Any person who is interested in making money online will no doubt have come across translating as a way to earn a part time or full time income. I undertook a quick search of the internet and found the website, Moneybies, which devoted an entire page to earning money translating. The link to the site can be found here:- Make money with Translation | 6 Best Online translation Jobs Websites (moneybies.com)
My partner has a fascination with languages and has studied Spanish, Swedish, and Danish. He speaks to people in these languages as often as he can, so would make a great candidate to work as an online translate, should he be motivated to do so.
I was inspired to program an online translate for those individuals who would like to earn an income translating. The secret ingredient to this program is the python library, translate. I found this library quite easy to program and prefer it to its rival, Google Translate (although I might write a program using this library at some point in the future).
I wrote the program in one cell of Google Colab, an online Jupyter Notebook that has Python already installed on it. Because translate was not installed on Google Colab, I installed it using the below statement:-
Once translate had been installed, I needed to import the libraries that would be needed to execute the code. The libraries I imported were translate, pandas and datetime:-
I decided that in order for a person to be able to make money working as an online translate any work would need to be saved. I therefore created an empty dataframe with three columns. The three columns in this empty dataframe are translation_no, text, and translation.
I defined a variable, trans_from, where the user is asked to enter the language he would like to translate from.
I defined a second variable, trans_to, where the user is asked to enter the language he would like the text to be translated to.
I then defined the variable, translate, which is based on the function Translate and uses the variables trans_from and trans_to.
I defined two more variables, which would be necessary during the execution of the program. The variable, again, was set to ‘y’, which would be used during the execution of the program. The variable, count, would be used as a counter to keep track of all of the statements that will be translated as the while loop in the program runs:-

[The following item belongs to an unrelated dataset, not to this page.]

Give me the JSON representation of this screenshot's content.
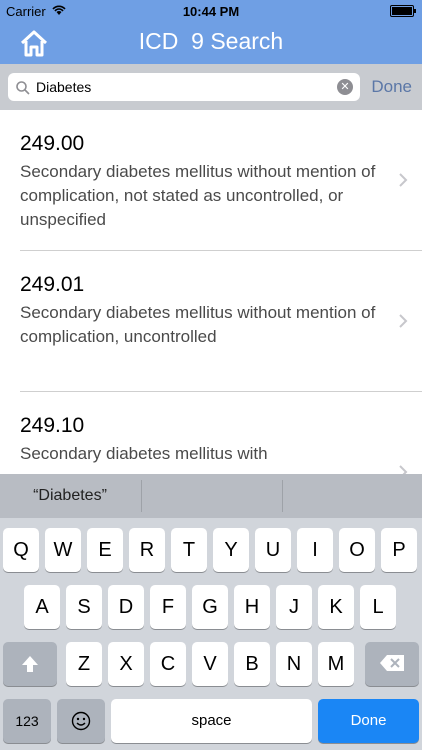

The while loop forms the body of the program and will operate as long as again equals ‘y’.
The variable translate_please is used to prompt the user to enter the text he would like to translate.
The translate function is called and the data in translate_please is used as the input to this function. The text the user entered, which resides in translate_please, is printed out. The translation, which resides in the variable, translation, is printed out in the next line. The counter is then incremented by one digit.

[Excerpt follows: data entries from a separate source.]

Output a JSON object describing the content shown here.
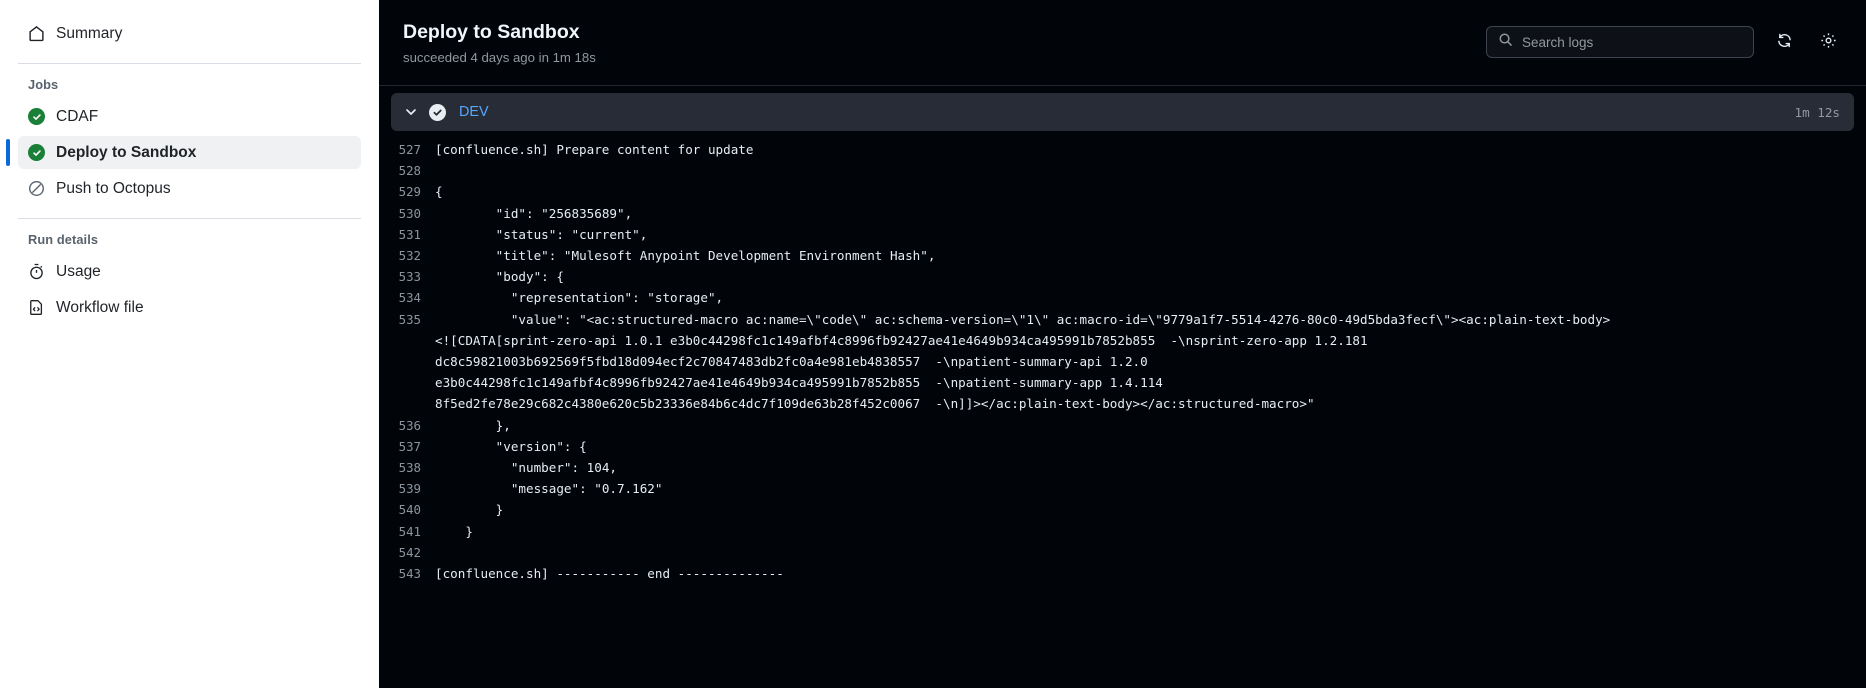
{
  "sidebar": {
    "summary": {
      "label": "Summary",
      "icon": "home-icon"
    },
    "jobs_heading": "Jobs",
    "jobs": [
      {
        "label": "CDAF",
        "status": "success",
        "icon": "check-circle-icon",
        "selected": false
      },
      {
        "label": "Deploy to Sandbox",
        "status": "success",
        "icon": "check-circle-icon",
        "selected": true
      },
      {
        "label": "Push to Octopus",
        "status": "skipped",
        "icon": "skip-circle-icon",
        "selected": false
      }
    ],
    "run_details_heading": "Run details",
    "run_details": [
      {
        "label": "Usage",
        "icon": "stopwatch-icon"
      },
      {
        "label": "Workflow file",
        "icon": "file-code-icon"
      }
    ]
  },
  "header": {
    "title": "Deploy to Sandbox",
    "subtitle": "succeeded 4 days ago in 1m 18s",
    "search": {
      "placeholder": "Search logs",
      "value": "",
      "icon": "search-icon"
    },
    "refresh_icon": "sync-icon",
    "settings_icon": "gear-icon"
  },
  "job": {
    "name": "DEV",
    "duration": "1m 12s",
    "status": "success",
    "expanded": true,
    "chevron_icon": "chevron-down-icon",
    "status_icon": "check-circle-icon"
  },
  "log": {
    "lines": [
      {
        "num": "527",
        "text": "[confluence.sh] Prepare content for update"
      },
      {
        "num": "528",
        "text": ""
      },
      {
        "num": "529",
        "text": "{"
      },
      {
        "num": "530",
        "text": "        \"id\": \"256835689\","
      },
      {
        "num": "531",
        "text": "        \"status\": \"current\","
      },
      {
        "num": "532",
        "text": "        \"title\": \"Mulesoft Anypoint Development Environment Hash\","
      },
      {
        "num": "533",
        "text": "        \"body\": {"
      },
      {
        "num": "534",
        "text": "          \"representation\": \"storage\","
      },
      {
        "num": "535",
        "text": "          \"value\": \"<ac:structured-macro ac:name=\\\"code\\\" ac:schema-version=\\\"1\\\" ac:macro-id=\\\"9779a1f7-5514-4276-80c0-49d5bda3fecf\\\"><ac:plain-text-body>"
      },
      {
        "num": "",
        "text": "<![CDATA[sprint-zero-api 1.0.1 e3b0c44298fc1c149afbf4c8996fb92427ae41e4649b934ca495991b7852b855  -\\nsprint-zero-app 1.2.181"
      },
      {
        "num": "",
        "text": "dc8c59821003b692569f5fbd18d094ecf2c70847483db2fc0a4e981eb4838557  -\\npatient-summary-api 1.2.0"
      },
      {
        "num": "",
        "text": "e3b0c44298fc1c149afbf4c8996fb92427ae41e4649b934ca495991b7852b855  -\\npatient-summary-app 1.4.114"
      },
      {
        "num": "",
        "text": "8f5ed2fe78e29c682c4380e620c5b23336e84b6c4dc7f109de63b28f452c0067  -\\n]]></ac:plain-text-body></ac:structured-macro>\""
      },
      {
        "num": "536",
        "text": "        },"
      },
      {
        "num": "537",
        "text": "        \"version\": {"
      },
      {
        "num": "538",
        "text": "          \"number\": 104,"
      },
      {
        "num": "539",
        "text": "          \"message\": \"0.7.162\""
      },
      {
        "num": "540",
        "text": "        }"
      },
      {
        "num": "541",
        "text": "    }"
      },
      {
        "num": "542",
        "text": ""
      },
      {
        "num": "543",
        "text": "[confluence.sh] ----------- end --------------"
      }
    ]
  },
  "colors": {
    "success_green": "#1a7f37",
    "accent_blue": "#0969da",
    "link_blue": "#58a6ff",
    "log_bg": "#010409",
    "job_header_bg": "#272c36"
  }
}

The three pieces of information: count, translate_please, and translation are appended to the empty dataframe that had been created at the beginning of the program.
Once the dataframe has been appended with the counter, the data the user entered, and it’s translation, the user is asked if he would like to translate another line of text. If the user enters ‘y’ then the while loop will carry out another sequence and continue to do so until the variable, again, is no longer ‘y’. Once the user enters ’n’, the while loop will stop:-
Once the while loop has stopped translating text, the next lines of code have been created to take the dataframe that had been prepared and convert it to a .csv file.
The variable, now, was defined to use the date and time as the filename that will be created. The variable, now, is then converted to a string.
The dataframe is then converted to a .csv file and the string value that had been created from the date and time will be used as the basis of the actual file name. This .csv file will be saved in the Google Colab directory and it can be accessed and used for future reference.
Finally, a variable, translation_file, is created and printed out so the user can have a record of the translations the program has made:-
The screenshot below is a recording of the text the user has entered and its corresponding translation:-
The screenshot below shows where the actual .csv file is stored in Google Colab. As can be seen, I tested the program several times to ensure it was accurate:-
The .csv file the user wants to access can be downloaded into the computer’s download directory. When the user double clicks on the file, it will open up into an Excel spreadsheet with each translation taking up one row of the spreadsheet:-
If anyone decides to use this program as a translate and earns an income from it, please let me know about it. As I progress in my knowledge and understanding of Python, I may develop it into an application or an online program. In the meantime, feel free to use my work.